We are unable to follow plaintiff's argument that the findings of fact and conclusions of law, construed in the light of the rules enunciated in Mangini v. Wolfschmidt, Ltd., 165 Cal.App.2d 192, 331 P.2d 728, entitle him to judgment. The record reveals that during the trial plaintiff cited the Mangini decision to the trial court in support of his contention that parol evidence was admissible to prove his allegation that under the oral contract he had been employed for a specified period of time, to-wit for a term of 120 weeks. In other words, he argued that notwithstanding the fact that the oral contract had been confirmed in writing, and notwithstanding the fact that this writing was not explicit as to the length or duration of the employment, it was competent for him to prove a hiring for a fixed and specified period.

Since, as plaintiff observes, his proffered evidence on this factual issue was actually received (as was defendant's contradictory evidence), the only logical conclusion is that the trial court agreed with plaintiff's contention that this was a material and triable issue of fact. In the light of the entire record, the only reasonable construction of the findings is that plaintiff's employment was not for any fixed or specified term and hence was terminable at the will of either party.
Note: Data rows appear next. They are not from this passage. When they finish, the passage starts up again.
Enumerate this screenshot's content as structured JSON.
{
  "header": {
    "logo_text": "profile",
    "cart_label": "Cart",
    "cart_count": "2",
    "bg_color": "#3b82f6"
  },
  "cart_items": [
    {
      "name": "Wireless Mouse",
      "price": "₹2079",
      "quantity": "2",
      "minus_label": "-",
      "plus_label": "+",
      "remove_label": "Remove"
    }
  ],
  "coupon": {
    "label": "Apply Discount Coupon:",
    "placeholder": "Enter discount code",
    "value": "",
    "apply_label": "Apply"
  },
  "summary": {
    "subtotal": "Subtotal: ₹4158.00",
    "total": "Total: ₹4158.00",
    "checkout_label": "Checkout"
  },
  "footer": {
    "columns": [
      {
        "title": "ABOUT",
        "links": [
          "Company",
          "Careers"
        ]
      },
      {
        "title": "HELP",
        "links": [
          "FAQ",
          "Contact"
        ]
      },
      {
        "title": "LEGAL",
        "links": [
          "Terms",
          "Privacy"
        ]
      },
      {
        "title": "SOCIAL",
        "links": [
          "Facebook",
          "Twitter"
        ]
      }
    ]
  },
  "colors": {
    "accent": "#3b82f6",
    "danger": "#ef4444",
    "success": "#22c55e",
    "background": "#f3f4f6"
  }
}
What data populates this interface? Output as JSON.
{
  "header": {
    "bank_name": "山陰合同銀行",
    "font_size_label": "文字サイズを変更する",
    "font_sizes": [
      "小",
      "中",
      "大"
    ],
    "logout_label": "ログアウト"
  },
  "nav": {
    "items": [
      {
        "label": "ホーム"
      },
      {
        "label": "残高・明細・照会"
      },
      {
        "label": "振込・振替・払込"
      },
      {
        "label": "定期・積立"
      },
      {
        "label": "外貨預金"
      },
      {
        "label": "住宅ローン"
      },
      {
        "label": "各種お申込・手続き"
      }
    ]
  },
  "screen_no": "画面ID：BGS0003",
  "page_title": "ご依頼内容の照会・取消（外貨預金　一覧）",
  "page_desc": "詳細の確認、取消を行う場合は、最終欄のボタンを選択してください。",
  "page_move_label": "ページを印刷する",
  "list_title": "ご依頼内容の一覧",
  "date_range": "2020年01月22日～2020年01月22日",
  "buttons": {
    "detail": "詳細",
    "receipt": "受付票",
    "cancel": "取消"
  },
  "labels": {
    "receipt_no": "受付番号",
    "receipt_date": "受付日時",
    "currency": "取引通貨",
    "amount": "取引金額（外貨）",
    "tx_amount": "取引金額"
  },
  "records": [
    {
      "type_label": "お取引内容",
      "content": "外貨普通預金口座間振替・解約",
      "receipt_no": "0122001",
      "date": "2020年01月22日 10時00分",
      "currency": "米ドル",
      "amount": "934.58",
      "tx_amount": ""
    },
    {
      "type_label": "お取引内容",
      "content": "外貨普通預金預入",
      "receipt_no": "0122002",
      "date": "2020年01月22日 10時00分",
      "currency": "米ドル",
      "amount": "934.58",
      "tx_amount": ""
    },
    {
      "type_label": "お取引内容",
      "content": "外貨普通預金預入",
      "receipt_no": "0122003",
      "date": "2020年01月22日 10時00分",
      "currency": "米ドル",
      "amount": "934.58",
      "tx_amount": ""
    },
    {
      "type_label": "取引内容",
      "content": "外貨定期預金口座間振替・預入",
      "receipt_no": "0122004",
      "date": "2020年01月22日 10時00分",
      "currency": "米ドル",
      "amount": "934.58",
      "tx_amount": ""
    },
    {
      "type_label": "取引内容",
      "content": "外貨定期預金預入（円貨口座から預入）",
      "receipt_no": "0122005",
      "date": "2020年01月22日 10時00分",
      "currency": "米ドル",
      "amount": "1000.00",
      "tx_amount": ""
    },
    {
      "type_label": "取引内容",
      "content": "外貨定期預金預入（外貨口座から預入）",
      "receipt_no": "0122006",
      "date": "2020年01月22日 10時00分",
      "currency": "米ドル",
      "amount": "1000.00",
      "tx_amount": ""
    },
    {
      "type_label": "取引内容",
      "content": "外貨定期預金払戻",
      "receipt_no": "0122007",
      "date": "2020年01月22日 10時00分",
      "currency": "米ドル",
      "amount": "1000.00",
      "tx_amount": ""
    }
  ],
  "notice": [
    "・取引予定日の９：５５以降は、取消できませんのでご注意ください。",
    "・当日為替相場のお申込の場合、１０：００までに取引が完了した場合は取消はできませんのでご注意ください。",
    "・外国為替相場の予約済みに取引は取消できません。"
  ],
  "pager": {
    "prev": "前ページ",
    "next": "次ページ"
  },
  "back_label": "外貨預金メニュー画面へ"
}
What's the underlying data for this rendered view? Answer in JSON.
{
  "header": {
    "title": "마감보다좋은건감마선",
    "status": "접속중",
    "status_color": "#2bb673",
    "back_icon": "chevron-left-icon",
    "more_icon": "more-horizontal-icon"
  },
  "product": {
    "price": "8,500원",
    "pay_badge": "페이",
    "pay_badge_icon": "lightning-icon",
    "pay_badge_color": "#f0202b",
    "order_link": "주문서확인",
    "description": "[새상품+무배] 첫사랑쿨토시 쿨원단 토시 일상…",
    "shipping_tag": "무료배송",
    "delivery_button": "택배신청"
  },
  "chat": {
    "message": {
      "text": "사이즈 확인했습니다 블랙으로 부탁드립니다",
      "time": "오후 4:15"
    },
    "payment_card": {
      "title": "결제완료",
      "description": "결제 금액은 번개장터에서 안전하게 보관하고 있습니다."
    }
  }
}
Where parol proof is admitted for the purpose of assisting the court to ascertain the intention of the parties, and where conflicting inferences may be drawn, it is the constitutional function and duty of the trial court to determine the meaning of the parties and such finding is binding on the reviewing court. In re Estate of Guasti, 117 Cal.App.2d 612, 617, 256 P.2d 629. The intent of the parties to an agreement becomes a legal question only when from the evidence but one tenable conclusion can be reached. In re Estate of Rule, 25 Cal.2d 1, 11, 152 P.2d 1003, 155 A.L.R. 1319. Therefore, when the construction of an oral contract or of an uncertain written agreement is made with the aid of conflicting parol evidence, the conclusion of the trial court ordinarily will not be disturbed. McKee v. Lynch, 40 Cal.App.2d 216, 226, 104 P.2d 675.

Affirmed.

FOOTNOTES

1.  ‘August 29, 1956‘Mr. Warren J. Spivey‘All-Wood Products8751 Remick AvenueSun Valley, California‘Dear Warren:‘As I have mentioned to you, we must publish a Legal Notice of Purchase of your equipment, and I have attached a copy of the equipment which is to be moved to 7400 Laurel Canyon Boulevard.‘This equipment is being purchased by Fabricated Steel Service, Inc. at the rate of $25.00 weekly until $3,000 has been paid.‘You are to be employed full time by Fabricated Steel Service, Inc. at the rate of $125.00 per week.‘Please sign the attached copy of this letter and return it to me, signifying your acceptance of the foregoing. ‘Yours very truly, ‘Fabricated Steel Service, Inc. ‘Herbert Ziegler ‘Herbert Ziegler, President‘HZ/tc‘Encl.‘CC: Mr. Edwin M. Waite‘Accepted: All Wood Products‘Signed: Warren J. Spivey ‘Warren J. Spivey’

HERNDON, Justice.

FOX, P. J., and ASHBURN, J., concur.